= Collection entries =
....................
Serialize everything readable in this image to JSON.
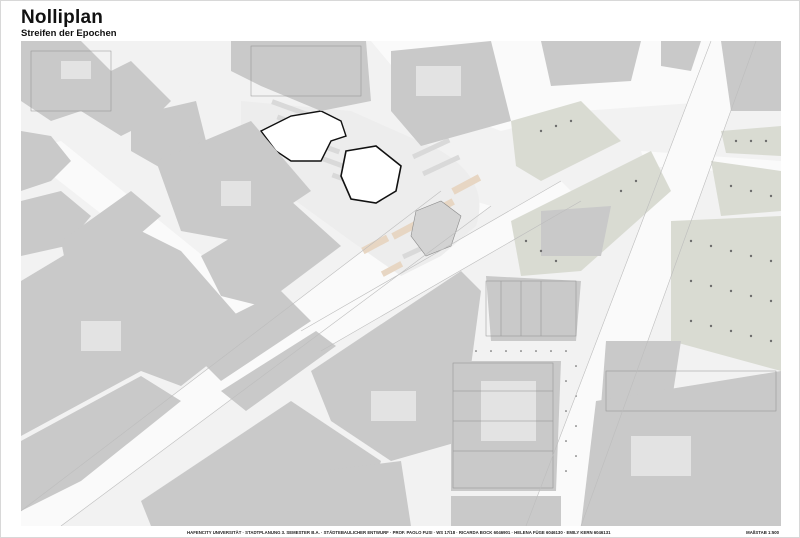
{
  "title": "Nolliplan",
  "subtitle": "Streifen der Epochen",
  "footer": {
    "credits": "HAFENCITY UNIVERSITÄT · STADTPLANUNG 3. SEMESTER B.A. · STÄDTEBAULICHER ENTWURF · PROF. PAOLO FUSI · WS 17/18 · RICARDA BOCK 6046901 · HELENA FÜGE 6046130 · EMILY KERN 6046131",
    "scale": "MAßSTAB 1:500"
  },
  "colors": {
    "building": "#c9c9c9",
    "ground": "#f2f2f2",
    "street": "#fafafa",
    "park": "#d9dbd2",
    "accent": "#e7d6c3",
    "outline": "#111111"
  }
}
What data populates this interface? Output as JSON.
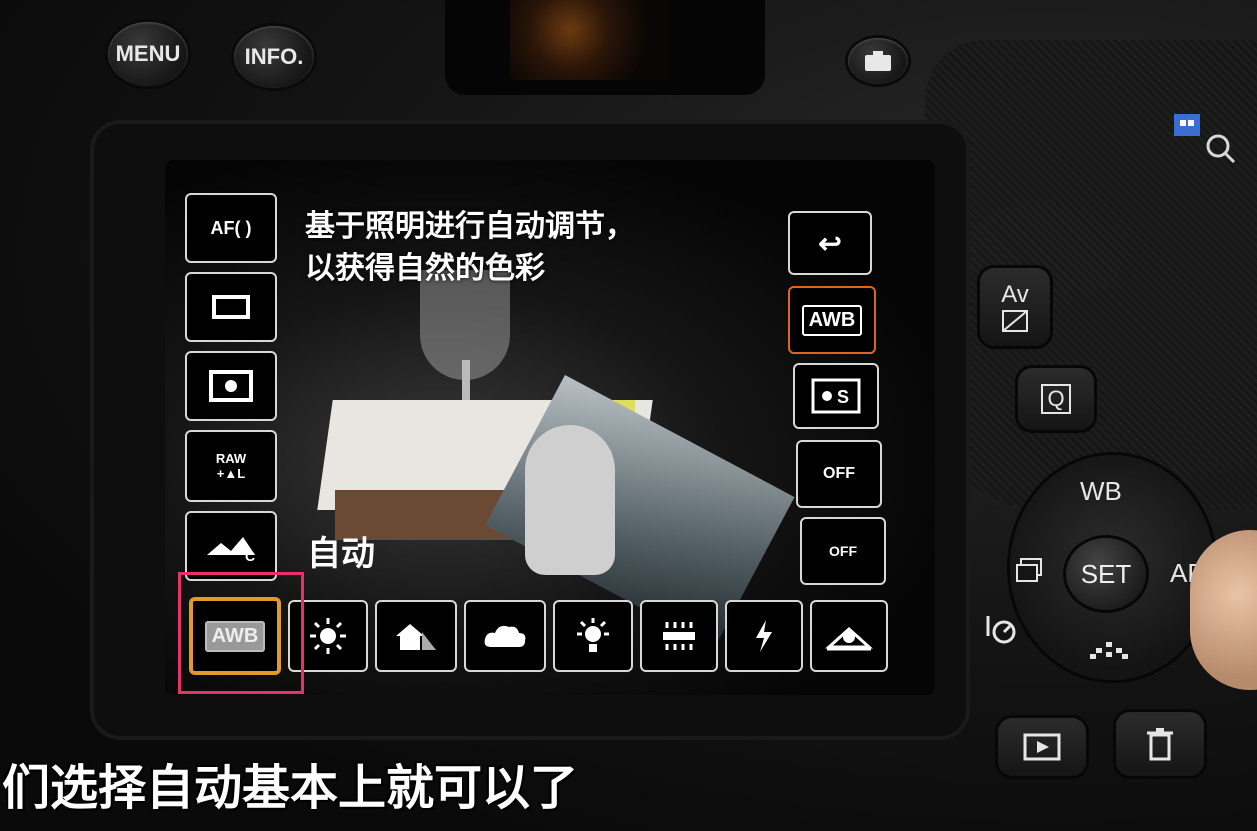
{
  "camera": {
    "menu_label": "MENU",
    "info_label": "INFO.",
    "wb_label": "WB",
    "set_label": "SET",
    "af_label": "AF",
    "av_label": "Av",
    "q_label": "Q"
  },
  "lcd": {
    "message_line1": "基于照明进行自动调节，",
    "message_line2": "以获得自然的色彩",
    "mode_label": "自动",
    "left_menu": [
      {
        "label": "AF( )",
        "icon": "af-area-icon"
      },
      {
        "label": "",
        "icon": "drive-mode-icon"
      },
      {
        "label": "",
        "icon": "metering-icon"
      },
      {
        "label": "RAW +▲L",
        "icon": "image-quality-icon"
      },
      {
        "label": "",
        "icon": "picture-style-icon"
      }
    ],
    "right_menu": [
      {
        "label": "↩",
        "icon": "return-icon"
      },
      {
        "label": "AWB",
        "icon": "awb-icon"
      },
      {
        "label": "",
        "icon": "wb-shift-icon"
      },
      {
        "label": "OFF",
        "icon": "auto-lighting-optimizer-icon"
      },
      {
        "label": "OFF",
        "icon": "peripheral-illumination-icon"
      }
    ],
    "wb_options": [
      {
        "label": "AWB",
        "icon": "awb-icon",
        "selected": true
      },
      {
        "label": "",
        "icon": "daylight-icon",
        "selected": false
      },
      {
        "label": "",
        "icon": "shade-icon",
        "selected": false
      },
      {
        "label": "",
        "icon": "cloudy-icon",
        "selected": false
      },
      {
        "label": "",
        "icon": "tungsten-icon",
        "selected": false
      },
      {
        "label": "",
        "icon": "fluorescent-icon",
        "selected": false
      },
      {
        "label": "",
        "icon": "flash-icon",
        "selected": false
      },
      {
        "label": "",
        "icon": "custom-wb-icon",
        "selected": false
      }
    ]
  },
  "subtitle": "们选择自动基本上就可以了",
  "colors": {
    "selected_border": "#e09a2a",
    "annotation_box": "#e8306a",
    "awb_active": "#e0651a"
  }
}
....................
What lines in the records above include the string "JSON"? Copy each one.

= RESPONSE TO THIS EXERCISE =
Serialize everything readable in this image to JSON.
What data populates this interface? Output as JSON.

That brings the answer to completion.